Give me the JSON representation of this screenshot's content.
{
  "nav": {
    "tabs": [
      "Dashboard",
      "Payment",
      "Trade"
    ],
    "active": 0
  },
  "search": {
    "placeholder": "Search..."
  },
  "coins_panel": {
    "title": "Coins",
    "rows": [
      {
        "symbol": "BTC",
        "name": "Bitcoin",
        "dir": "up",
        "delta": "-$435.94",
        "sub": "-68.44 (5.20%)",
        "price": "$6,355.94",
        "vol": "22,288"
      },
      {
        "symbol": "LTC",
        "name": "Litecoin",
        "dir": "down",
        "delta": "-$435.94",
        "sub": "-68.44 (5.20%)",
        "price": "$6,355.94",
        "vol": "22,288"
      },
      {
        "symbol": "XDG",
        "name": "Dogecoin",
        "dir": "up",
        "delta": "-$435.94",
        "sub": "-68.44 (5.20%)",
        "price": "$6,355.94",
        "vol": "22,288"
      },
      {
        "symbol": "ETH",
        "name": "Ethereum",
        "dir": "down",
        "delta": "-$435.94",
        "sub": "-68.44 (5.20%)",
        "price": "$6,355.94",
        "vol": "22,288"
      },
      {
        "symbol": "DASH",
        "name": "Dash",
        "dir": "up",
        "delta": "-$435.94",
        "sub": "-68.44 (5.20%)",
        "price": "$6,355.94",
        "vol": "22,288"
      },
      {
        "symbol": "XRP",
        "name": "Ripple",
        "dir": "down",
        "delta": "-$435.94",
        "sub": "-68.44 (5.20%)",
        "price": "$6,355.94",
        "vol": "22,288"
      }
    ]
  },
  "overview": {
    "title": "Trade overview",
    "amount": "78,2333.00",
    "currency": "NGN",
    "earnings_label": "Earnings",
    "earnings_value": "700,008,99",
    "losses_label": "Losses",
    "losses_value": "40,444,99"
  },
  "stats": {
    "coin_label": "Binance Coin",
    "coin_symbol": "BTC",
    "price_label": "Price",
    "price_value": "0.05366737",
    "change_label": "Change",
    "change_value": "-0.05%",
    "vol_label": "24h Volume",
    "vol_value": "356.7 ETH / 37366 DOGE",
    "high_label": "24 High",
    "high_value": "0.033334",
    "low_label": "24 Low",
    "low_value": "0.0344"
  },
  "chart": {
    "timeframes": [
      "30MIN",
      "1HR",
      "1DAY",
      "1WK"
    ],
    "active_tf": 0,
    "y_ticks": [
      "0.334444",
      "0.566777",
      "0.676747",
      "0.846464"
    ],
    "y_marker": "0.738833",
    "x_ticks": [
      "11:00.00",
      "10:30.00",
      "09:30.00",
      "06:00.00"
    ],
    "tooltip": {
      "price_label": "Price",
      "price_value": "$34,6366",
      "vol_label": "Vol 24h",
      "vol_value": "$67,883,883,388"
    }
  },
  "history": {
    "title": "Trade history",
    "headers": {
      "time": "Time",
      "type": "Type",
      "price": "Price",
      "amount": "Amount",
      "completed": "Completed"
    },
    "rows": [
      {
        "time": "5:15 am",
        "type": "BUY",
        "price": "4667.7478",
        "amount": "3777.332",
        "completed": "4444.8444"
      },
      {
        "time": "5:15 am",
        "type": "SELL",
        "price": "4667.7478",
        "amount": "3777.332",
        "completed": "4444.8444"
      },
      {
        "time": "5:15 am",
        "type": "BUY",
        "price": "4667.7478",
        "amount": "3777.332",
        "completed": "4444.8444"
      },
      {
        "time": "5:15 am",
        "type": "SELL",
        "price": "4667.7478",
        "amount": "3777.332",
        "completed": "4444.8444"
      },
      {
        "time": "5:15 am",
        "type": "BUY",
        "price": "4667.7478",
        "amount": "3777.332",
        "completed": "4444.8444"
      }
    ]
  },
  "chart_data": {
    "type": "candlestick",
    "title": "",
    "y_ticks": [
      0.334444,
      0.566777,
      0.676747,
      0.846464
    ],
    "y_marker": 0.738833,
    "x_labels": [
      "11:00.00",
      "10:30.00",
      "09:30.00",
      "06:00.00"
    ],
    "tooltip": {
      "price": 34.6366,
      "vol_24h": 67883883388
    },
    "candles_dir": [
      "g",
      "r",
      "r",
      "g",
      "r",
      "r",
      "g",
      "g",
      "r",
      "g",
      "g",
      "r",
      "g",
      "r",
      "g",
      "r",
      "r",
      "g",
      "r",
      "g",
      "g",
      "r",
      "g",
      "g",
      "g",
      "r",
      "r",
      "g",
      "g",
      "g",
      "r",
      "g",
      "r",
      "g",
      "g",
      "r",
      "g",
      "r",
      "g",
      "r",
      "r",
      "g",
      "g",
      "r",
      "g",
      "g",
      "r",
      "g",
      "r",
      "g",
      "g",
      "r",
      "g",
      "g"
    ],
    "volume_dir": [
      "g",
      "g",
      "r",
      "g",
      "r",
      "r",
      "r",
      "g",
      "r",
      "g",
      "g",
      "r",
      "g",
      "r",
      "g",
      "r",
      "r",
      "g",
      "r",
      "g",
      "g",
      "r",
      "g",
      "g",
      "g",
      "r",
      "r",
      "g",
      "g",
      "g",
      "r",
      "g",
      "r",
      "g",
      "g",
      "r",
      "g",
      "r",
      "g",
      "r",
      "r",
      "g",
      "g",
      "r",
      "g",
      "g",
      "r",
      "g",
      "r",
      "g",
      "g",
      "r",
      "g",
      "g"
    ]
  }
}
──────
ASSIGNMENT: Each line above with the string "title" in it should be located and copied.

WRITTEN SOLUTION:
    "title": "Coins",
    "title": "Trade overview",
    "title": "Trade history",
    "title": "",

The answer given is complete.